by Bathtime Mobility on December 19, 2013 Comments Off on How To Remodel Your Bathroom For Accessibility

For anyone living with a disability, being in a home where they can move around freely and live comfortably is vital to their quality of life. However, this is not always possible in every part of the home. One room that can be altered is the bathroom, the place most important to anyone’s independence.


Remodelling Your Bathroom To Improve Accessibility

There are many different ways in which you can provide better accessibility with a new bathroom installation, here are a few for you to consider:


Having enough space for access and manoeuvrability is the first priority; if possible make sure there is an open area within the bathroom that’s at least 5 feet in diameter, which allows for easy turning. Also provide 4 feet of clear space in front of each fixture to allow easy use.

Grab Bars

To make balancing and moving around the toilet easier, consider installing grab bars. They easily fit onto any wall, giving the user something to hold onto to prevent a fall or slip when moving about the bathroom.

The Bath

To safely get into the bath or shower, easy access or a low level shower is of paramount importance for any elderly or disabled user. For better mobility bathing there are two different options, one is a level access shower which can be used by everyone, whether they’re walking, rolling in a wheelchair or transferring into a shower chair. The other option is a walk-in bath; this is similar to a normal bath but has a door on the side which opens to allow the user to step into the bath with ease.


Make doorways 3 feet wide so a wheelchair can easily pass through. The bathroom door must swing outward rather than inward and should be fitted with a lever-type handle, not a knob. In small spaces, a pocket door may also be a good option.

Switches and Taps

Finally, make sure that all light and power switches are fitted in a lower position so that any user can easily reach them. This also applies to shower controls and the sink, which should have enough space to allow access for a wheelchair user.

As every person’s requirements vary depending on who they are, deciding how to adapt your bathroom is not always obvious. An individual with a progressive medical condition may require further assistance in the future. In this situation a level access shower or wet room would be the best solution, and it can also be used by anyone.

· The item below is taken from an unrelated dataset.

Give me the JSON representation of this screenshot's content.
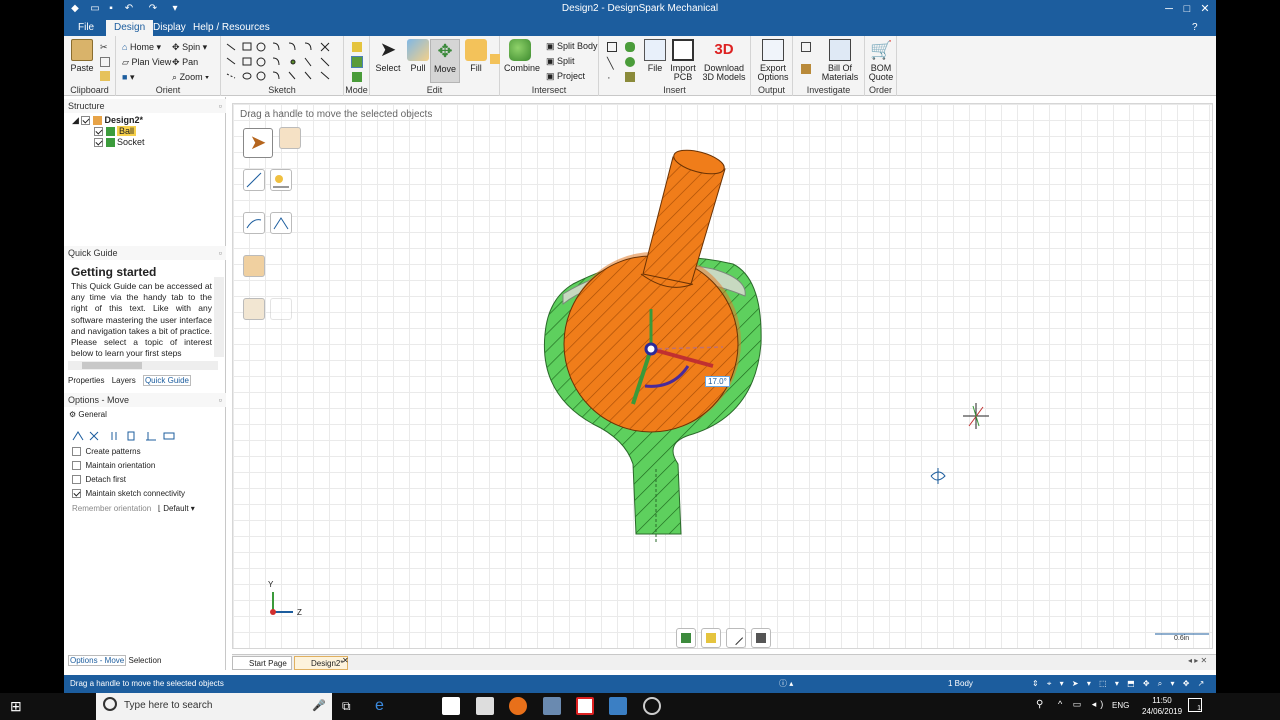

If you want to find out more about accessible bath and showers please visit to find something that works around you and your lifestyle.

Bathtime MobilityHow To Remodel Your Bathroom For Accessibility